I stumbled across a book recco on Twitter that suggested The Sleepwalker’s Guide To Dancing. The title was intriguing enough for me to pull the Amazon listing. That the author’s name sounded Indian was enough to make me read the blurb and the reviews. I hopped over to my library’s online portal to place a hold and was surprised when it said I was next in line.
The book begins with a prologue that takes you right into the Eapen’s home. The characters are introduced in turn and before you know it, you are traveling with Amina as her mind takes her on journeys to her father’s homeland and back. You sit back and enjoy as she paints the arid earth of New Mexico and the moisture laden Seattle. Even as you settle in and think you know where the book is taking you, you are shaken as she is as life hands out one blow after another. Yet, you journey through it all because you want to.

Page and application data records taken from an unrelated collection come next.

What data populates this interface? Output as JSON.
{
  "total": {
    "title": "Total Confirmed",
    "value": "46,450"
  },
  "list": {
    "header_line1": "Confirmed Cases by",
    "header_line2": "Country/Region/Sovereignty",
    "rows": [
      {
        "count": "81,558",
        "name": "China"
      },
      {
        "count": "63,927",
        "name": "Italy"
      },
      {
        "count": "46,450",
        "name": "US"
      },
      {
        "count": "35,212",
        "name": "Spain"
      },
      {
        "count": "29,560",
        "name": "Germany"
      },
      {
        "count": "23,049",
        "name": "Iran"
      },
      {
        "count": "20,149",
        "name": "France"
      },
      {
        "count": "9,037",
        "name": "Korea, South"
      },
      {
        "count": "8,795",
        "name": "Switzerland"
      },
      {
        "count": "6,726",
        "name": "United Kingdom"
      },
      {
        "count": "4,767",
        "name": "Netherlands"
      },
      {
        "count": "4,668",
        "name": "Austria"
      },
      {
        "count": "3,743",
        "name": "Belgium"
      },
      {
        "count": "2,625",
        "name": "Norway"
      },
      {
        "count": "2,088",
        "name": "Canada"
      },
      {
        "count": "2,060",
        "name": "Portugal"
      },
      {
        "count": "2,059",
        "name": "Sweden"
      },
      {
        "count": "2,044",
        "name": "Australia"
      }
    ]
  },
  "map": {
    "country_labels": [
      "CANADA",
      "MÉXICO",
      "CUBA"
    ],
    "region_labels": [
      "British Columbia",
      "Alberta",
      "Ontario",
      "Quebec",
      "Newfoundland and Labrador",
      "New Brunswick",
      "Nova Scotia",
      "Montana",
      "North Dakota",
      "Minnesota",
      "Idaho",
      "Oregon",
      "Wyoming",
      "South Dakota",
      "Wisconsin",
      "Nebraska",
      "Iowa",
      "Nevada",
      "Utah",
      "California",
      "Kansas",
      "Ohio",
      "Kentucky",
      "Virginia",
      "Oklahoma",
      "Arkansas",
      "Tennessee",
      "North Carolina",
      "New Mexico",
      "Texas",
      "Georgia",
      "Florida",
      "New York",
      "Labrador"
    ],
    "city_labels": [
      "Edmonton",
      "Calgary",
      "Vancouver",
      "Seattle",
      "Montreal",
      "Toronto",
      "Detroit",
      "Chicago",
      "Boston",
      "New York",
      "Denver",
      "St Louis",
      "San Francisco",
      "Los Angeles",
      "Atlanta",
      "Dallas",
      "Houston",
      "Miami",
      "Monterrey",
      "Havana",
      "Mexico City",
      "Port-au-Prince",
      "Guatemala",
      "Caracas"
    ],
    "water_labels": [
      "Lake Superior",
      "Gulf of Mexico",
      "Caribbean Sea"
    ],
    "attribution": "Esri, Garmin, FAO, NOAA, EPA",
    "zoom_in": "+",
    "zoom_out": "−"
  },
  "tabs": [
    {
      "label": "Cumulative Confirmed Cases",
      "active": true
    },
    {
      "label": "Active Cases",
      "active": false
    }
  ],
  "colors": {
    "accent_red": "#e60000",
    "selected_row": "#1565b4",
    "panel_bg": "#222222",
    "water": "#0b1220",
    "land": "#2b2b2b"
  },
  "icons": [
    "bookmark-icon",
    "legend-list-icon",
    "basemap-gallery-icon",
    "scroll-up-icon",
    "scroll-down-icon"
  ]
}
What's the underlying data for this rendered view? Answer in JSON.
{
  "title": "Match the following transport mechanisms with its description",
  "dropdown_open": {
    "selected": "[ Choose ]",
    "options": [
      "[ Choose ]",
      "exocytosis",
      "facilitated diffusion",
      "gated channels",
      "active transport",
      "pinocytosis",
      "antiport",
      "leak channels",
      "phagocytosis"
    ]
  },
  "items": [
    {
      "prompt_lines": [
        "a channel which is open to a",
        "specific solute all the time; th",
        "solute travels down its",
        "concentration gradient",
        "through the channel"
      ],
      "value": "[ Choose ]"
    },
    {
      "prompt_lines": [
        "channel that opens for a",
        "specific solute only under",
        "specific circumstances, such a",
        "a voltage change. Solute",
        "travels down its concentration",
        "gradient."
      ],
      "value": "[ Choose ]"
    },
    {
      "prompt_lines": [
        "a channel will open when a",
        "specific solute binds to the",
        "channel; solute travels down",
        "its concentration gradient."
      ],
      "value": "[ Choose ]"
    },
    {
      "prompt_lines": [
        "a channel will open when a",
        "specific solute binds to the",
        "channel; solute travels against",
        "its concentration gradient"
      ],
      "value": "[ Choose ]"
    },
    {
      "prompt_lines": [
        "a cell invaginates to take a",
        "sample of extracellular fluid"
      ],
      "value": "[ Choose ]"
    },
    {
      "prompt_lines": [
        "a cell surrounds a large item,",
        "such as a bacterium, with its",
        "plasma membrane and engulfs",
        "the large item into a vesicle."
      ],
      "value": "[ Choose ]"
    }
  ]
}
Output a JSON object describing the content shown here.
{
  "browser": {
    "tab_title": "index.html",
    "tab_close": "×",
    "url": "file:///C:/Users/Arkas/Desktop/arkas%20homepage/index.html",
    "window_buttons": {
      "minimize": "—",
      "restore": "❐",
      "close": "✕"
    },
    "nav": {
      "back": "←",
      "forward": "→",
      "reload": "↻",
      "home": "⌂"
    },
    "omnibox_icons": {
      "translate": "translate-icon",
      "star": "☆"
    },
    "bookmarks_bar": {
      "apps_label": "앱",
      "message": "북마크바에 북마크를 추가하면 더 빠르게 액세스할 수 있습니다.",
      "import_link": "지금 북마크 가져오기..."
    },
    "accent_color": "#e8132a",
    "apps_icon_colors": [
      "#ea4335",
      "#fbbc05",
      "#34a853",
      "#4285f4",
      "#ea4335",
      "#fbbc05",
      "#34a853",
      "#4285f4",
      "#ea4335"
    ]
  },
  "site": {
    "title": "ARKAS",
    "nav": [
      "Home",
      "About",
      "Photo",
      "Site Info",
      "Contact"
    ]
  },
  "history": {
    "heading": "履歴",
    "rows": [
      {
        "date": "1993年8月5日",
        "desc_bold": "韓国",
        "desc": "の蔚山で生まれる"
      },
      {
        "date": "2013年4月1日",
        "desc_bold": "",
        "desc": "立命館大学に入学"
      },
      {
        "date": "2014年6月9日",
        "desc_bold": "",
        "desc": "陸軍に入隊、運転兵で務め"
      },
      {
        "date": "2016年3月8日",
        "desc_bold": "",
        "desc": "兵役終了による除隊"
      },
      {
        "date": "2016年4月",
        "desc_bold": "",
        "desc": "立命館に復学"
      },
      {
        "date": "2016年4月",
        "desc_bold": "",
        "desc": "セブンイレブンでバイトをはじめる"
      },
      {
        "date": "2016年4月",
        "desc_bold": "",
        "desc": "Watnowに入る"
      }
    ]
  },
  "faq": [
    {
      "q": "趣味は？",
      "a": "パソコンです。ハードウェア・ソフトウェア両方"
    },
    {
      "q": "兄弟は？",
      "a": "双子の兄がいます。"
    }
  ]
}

You are part of the family as they grapple with the unknown. You are sitting there with Amina, Akhil and Dimple smoking as Sanji Auntie bears in. You wince as Jamie shows up unannounced at Amina’s home. You sit with bated breath in the doctor’s office as the test results come in. You hold your breath and weep unabashedly when it is all over.
The power of her writing is such that you do not read the story. You are a part of it. I am not sure if it is because I am Indian that the nuances of sibling relationships so fraught with angst, envy and emotion hit me square in my gut, but every situation she paints rings with authenticity.
Long after I finished reading the book, the characters stayed in my mind. Most times after I finish a book, I remember passages, I relish the writing, I go back and look at the construct of the story arc. With this book, the story is all that remains in my head. Mira Jacob is an author to watch out for.
This book is a keeper.